Dataset extract:
+===+

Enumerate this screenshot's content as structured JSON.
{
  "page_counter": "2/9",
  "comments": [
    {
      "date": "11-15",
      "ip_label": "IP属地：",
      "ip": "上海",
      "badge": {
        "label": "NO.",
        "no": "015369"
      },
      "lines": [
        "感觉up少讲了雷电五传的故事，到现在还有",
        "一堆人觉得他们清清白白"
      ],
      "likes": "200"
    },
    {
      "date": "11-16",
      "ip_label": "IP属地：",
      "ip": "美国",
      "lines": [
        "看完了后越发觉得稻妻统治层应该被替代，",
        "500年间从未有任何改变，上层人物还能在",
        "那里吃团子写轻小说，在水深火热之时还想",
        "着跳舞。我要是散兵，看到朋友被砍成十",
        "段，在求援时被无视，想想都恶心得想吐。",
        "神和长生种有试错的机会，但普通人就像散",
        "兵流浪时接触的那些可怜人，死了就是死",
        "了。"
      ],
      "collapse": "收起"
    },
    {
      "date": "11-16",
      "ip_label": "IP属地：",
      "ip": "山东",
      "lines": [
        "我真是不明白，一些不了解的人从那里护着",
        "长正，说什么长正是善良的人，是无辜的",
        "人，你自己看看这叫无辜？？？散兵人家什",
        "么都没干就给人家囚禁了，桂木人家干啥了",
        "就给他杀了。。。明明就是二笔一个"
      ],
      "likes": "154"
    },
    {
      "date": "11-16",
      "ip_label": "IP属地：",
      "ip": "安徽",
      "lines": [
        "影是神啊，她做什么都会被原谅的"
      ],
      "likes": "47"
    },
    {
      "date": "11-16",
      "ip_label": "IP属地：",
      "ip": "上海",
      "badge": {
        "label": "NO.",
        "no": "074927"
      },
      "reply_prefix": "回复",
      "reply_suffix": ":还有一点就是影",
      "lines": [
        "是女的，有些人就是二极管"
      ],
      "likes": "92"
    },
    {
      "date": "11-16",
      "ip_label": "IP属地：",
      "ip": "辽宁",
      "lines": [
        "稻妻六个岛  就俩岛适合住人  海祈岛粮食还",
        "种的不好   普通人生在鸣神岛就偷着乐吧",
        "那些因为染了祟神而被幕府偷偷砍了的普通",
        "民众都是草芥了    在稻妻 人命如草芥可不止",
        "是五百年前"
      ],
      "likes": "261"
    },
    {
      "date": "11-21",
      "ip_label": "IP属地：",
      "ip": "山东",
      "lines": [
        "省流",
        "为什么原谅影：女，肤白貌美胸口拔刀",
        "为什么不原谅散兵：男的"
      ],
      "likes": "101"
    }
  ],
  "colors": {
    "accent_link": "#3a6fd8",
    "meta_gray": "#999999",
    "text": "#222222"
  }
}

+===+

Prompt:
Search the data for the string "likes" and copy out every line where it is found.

Task output:
      "likes": "200"
      "likes": "154"
      "likes": "47"
      "likes": "92"
      "likes": "261"
      "likes": "101"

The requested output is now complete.